Segment Open
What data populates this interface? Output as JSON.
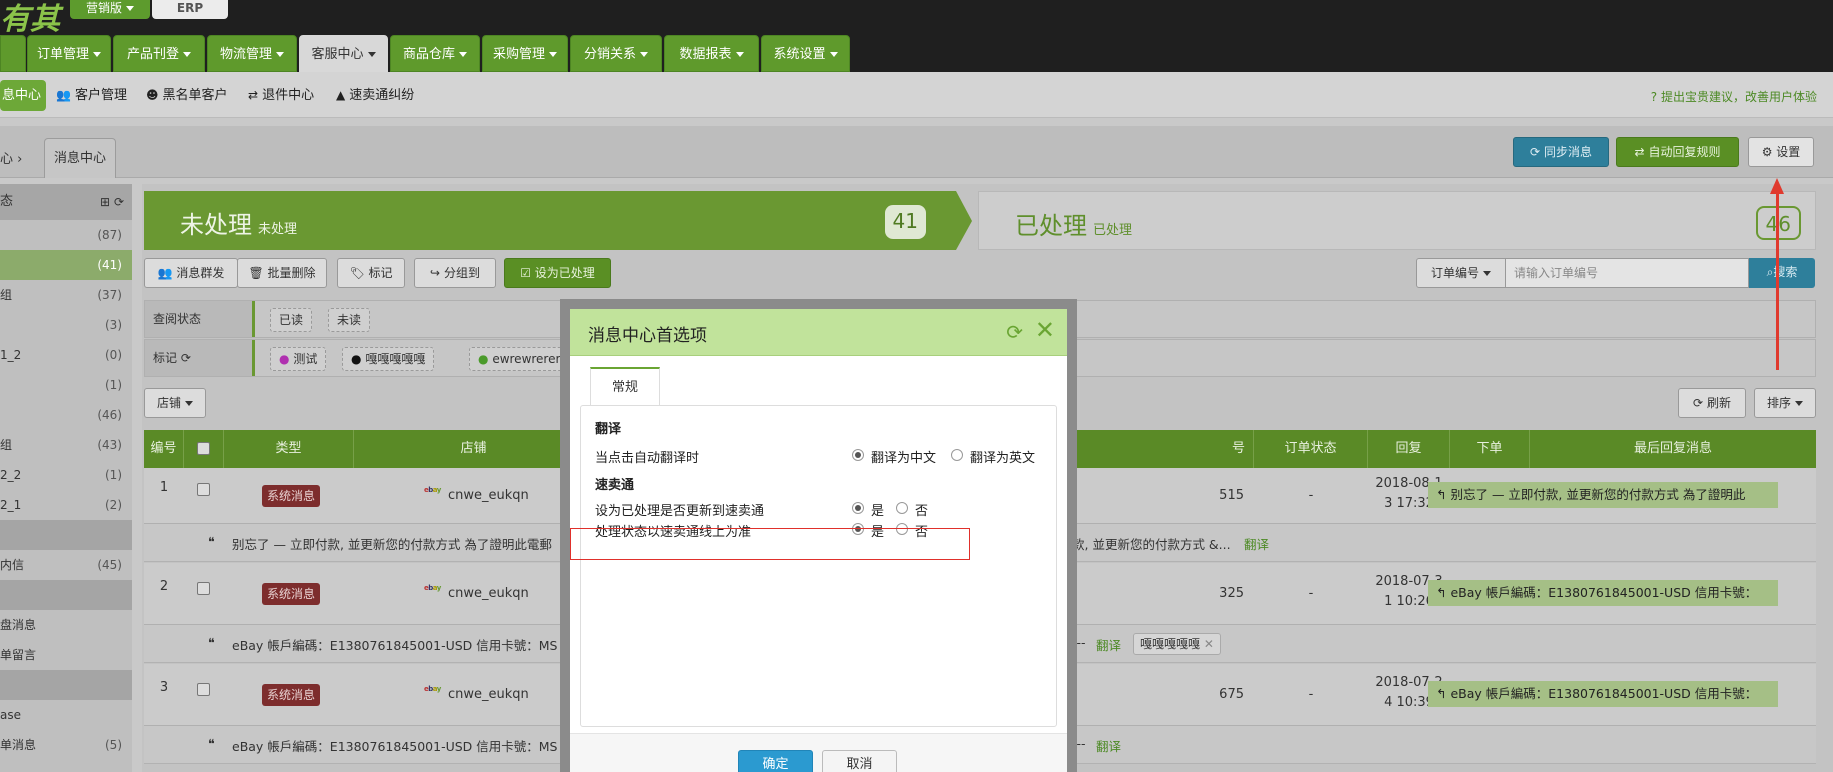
{
  "header": {
    "logo": "有其",
    "edition": "营销版",
    "erp": "ERP"
  },
  "nav": [
    {
      "label": "订单管理"
    },
    {
      "label": "产品刊登"
    },
    {
      "label": "物流管理"
    },
    {
      "label": "客服中心"
    },
    {
      "label": "商品仓库"
    },
    {
      "label": "采购管理"
    },
    {
      "label": "分销关系"
    },
    {
      "label": "数据报表"
    },
    {
      "label": "系统设置"
    }
  ],
  "subnav": {
    "items": [
      {
        "label": "息中心"
      },
      {
        "label": "客户管理"
      },
      {
        "label": "黑名单客户"
      },
      {
        "label": "退件中心"
      },
      {
        "label": "速卖通纠纷"
      }
    ],
    "suggest": "提出宝贵建议，改善用户体验"
  },
  "breadcrumb": {
    "prev": "心 ›",
    "current": "消息中心"
  },
  "actions": {
    "sync": "同步消息",
    "auto_reply": "自动回复规则",
    "settings": "设置"
  },
  "sidebar": {
    "head": "态",
    "rows": [
      {
        "label": "",
        "count": "(87)"
      },
      {
        "label": "",
        "count": "(41)"
      },
      {
        "label": "组",
        "count": "(37)"
      },
      {
        "label": "",
        "count": "(3)"
      },
      {
        "label": "1_2",
        "count": "(0)"
      },
      {
        "label": "",
        "count": "(1)"
      },
      {
        "label": "",
        "count": "(46)"
      },
      {
        "label": "组",
        "count": "(43)"
      },
      {
        "label": "2_2",
        "count": "(1)"
      },
      {
        "label": "2_1",
        "count": "(2)"
      },
      {
        "label": "",
        "count": ""
      },
      {
        "label": "内信",
        "count": "(45)"
      },
      {
        "label": "",
        "count": ""
      },
      {
        "label": "盘消息",
        "count": ""
      },
      {
        "label": "单留言",
        "count": ""
      },
      {
        "label": "",
        "count": ""
      },
      {
        "label": "ase",
        "count": ""
      },
      {
        "label": "单消息",
        "count": "(5)"
      }
    ]
  },
  "status": {
    "pending_title": "未处理",
    "pending_sub": "未处理",
    "pending_count": "41",
    "done_title": "已处理",
    "done_sub": "已处理",
    "done_count": "46"
  },
  "toolbar": {
    "mass_send": "消息群发",
    "batch_delete": "批量删除",
    "mark": "标记",
    "group": "分组到",
    "set_done": "设为已处理",
    "order_select": "订单编号",
    "order_placeholder": "请输入订单编号",
    "search": "搜索"
  },
  "filters": {
    "read_label": "查阅状态",
    "read_opts": [
      "已读",
      "未读"
    ],
    "mark_label": "标记",
    "mark_opts": [
      "测试",
      "嘎嘎嘎嘎嘎",
      "ewrewrerere"
    ]
  },
  "list_controls": {
    "store": "店铺",
    "refresh": "刷新",
    "sort": "排序"
  },
  "table": {
    "headers": [
      "编号",
      "",
      "类型",
      "店铺",
      "号",
      "订单状态",
      "回复",
      "下单",
      "最后回复消息"
    ],
    "rows": [
      {
        "no": "1",
        "type": "系统消息",
        "store": "cnwe_eukqn",
        "order": "515",
        "order_status": "-",
        "reply_date": "2018-08-1",
        "reply_time": "3 17:32",
        "placed": "-",
        "last": "别忘了 — 立即付款, 並更新您的付款方式 為了證明此",
        "sub_left": "别忘了 — 立即付款, 並更新您的付款方式 為了證明此電郵",
        "sub_right": "款, 並更新您的付款方式   &...",
        "translate": "翻译"
      },
      {
        "no": "2",
        "type": "系统消息",
        "store": "cnwe_eukqn",
        "order": "325",
        "order_status": "-",
        "reply_date": "2018-07-3",
        "reply_time": "1 10:26",
        "placed": "-",
        "last": "eBay 帳戶編碼：E1380761845001-USD 信用卡號：",
        "sub_left": "eBay 帳戶編碼：E1380761845001-USD 信用卡號：MS",
        "sub_right": "---",
        "translate": "翻译",
        "tag": "嘎嘎嘎嘎嘎"
      },
      {
        "no": "3",
        "type": "系统消息",
        "store": "cnwe_eukqn",
        "order": "675",
        "order_status": "-",
        "reply_date": "2018-07-2",
        "reply_time": "4 10:39",
        "placed": "-",
        "last": "eBay 帳戶編碼：E1380761845001-USD 信用卡號：",
        "sub_left": "eBay 帳戶編碼：E1380761845001-USD 信用卡號：MS",
        "sub_right": "---",
        "translate": "翻译"
      }
    ]
  },
  "modal": {
    "title": "消息中心首选项",
    "tab": "常规",
    "sec1": "翻译",
    "opt1": "当点击自动翻译时",
    "opt1_a": "翻译为中文",
    "opt1_b": "翻译为英文",
    "sec2": "速卖通",
    "opt2": "设为已处理是否更新到速卖通",
    "opt3": "处理状态以速卖通线上为准",
    "yes": "是",
    "no": "否",
    "ok": "确定",
    "cancel": "取消"
  },
  "colors": {
    "brand_green": "#6a9832",
    "highlight_red": "#e0302b",
    "info_blue": "#2e7f9b"
  }
}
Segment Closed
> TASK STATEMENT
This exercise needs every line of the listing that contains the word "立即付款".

> OUTPUT OF THE TASK
        "last": "别忘了 — 立即付款, 並更新您的付款方式 為了證明此",
        "sub_left": "别忘了 — 立即付款, 並更新您的付款方式 為了證明此電郵",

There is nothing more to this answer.